Our government will balance the budget in 2015 and provide tax relief for Canadian families. Thanks to our low-tax plan, the average Canadian family already pays $3,400 less this year in taxes than under the previous Liberal governments, and now the Liberal leader wants to take that away from Canadians.

Only someone as out of touch with middle-class Canadians as the Liberal leader could possibly suggest removing tax cuts with the universal child care benefit.

Only our Conservative government can be trusted to balance the budget while reducing the tax burden on Canadian families.

Canada-Korea Economic Growth and Prosperity Act September 30th, 2014

Mr. Speaker, I appreciate that opportunity because she is absolutely right. The Asia-Pacific region is such a vitally important potential market for us and a growing area of the global economy.

When I look at the time since the Korea-EU free trade agreement and the Korea-U.S. free trade agreement, which came into force in 2011 and 2012 respectively, certainly we have seen a decline in terms of our share of the market share in agrifood exports. Obviously, that means there is a lot of opportunity for us with the implementation of the Canada-Korea free trade agreement.

This is something the Liberal member who asked the previous question indicated was done under Paul Martin. We can speak about the famous words of one former Liberal leader to another of its former leaders, that they did not get the job done. Well, they did not get the job done. This Conservative government did get the job done and we are now going to have access to the Korean market.

Canada-Korea Economic Growth and Prosperity Act September 30th, 2014

Mr. Speaker, I really had to struggle to suppress my laughter when I heard the hon. member talk about the Liberal Party being consistent on anything. That is certainly not something that is a hallmark of the Liberal Party, to be consistent in its position on anything.

Having said that, I would put forward the following facts to the Canadian public and let them judge for themselves. During the Liberals' 13 long years in office, the Liberal Party signed three free trade agreements. Our government has seen that expand to 43 trade agreements. Which one sounds like they are getting the job done? I would suggest it is our Conservative government.

Canada-Korea Economic Growth and Prosperity Act September 30th, 2014

Mr. Speaker, I listened with interest to the question from the hon. member. It was almost as if he did not get the memo. He has such a reflex to oppose free trade agreements, because his party always opposes them, it almost sounded like he was going to indicate that New Democrats were opposing this one as well, until he realized that he had to go against his reflexes and that they are actually supporting this one.

Having said that, there were all kinds of reasons why they would not support free trade agreements. That is a typical NDP position, to not support free trade agreements. As a government, we know how important free trade is for our economy and how important it is for prosperity and growth of jobs in this country. It is something that we will continue to move forward on.

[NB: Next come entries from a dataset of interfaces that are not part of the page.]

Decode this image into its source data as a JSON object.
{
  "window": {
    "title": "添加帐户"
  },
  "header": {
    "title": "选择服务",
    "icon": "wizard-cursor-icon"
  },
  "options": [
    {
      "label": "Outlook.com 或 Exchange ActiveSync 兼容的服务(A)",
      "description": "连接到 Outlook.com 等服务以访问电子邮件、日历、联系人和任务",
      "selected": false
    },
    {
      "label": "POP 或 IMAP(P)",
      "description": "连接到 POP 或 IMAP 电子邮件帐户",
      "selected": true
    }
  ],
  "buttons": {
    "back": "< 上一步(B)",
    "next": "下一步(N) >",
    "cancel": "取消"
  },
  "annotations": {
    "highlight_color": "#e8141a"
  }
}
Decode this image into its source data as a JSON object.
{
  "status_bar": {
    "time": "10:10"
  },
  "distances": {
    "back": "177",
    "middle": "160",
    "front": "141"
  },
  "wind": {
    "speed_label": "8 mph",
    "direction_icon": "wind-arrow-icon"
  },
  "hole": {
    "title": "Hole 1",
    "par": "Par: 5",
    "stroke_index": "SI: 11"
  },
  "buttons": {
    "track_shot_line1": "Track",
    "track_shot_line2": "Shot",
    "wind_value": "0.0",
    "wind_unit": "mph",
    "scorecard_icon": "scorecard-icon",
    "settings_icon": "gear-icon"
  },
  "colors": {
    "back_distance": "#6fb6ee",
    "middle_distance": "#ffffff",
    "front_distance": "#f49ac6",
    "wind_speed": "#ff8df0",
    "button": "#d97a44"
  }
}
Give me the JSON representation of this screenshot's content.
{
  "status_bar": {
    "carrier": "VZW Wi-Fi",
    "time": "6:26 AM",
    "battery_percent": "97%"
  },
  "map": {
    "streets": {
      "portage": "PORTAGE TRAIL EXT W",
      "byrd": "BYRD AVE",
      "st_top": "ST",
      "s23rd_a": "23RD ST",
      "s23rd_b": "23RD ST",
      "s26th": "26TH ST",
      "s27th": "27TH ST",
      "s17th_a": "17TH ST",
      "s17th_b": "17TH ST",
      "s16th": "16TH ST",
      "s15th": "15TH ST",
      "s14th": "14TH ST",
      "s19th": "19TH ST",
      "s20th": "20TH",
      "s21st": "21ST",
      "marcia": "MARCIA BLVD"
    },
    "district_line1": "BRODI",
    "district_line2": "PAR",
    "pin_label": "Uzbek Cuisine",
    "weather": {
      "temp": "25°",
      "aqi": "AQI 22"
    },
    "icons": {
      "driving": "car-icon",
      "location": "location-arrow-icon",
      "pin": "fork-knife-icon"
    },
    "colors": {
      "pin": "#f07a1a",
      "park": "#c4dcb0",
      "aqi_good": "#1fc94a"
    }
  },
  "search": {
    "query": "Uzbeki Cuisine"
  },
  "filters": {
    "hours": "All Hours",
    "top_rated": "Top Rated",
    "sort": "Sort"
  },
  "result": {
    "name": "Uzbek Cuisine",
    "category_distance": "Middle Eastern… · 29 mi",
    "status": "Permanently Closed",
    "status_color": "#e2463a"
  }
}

I certainly hope he was not suggesting that this agreement with South Korea is not one that he indicated the criteria of having important trade value. Certainly the Asia-Pacific market is a very important lucrative market for Canada and one that we are very proud to be entering into. I certainly hope that the member, despite his reflex to oppose all trade agreements, will vote in support of this agreement.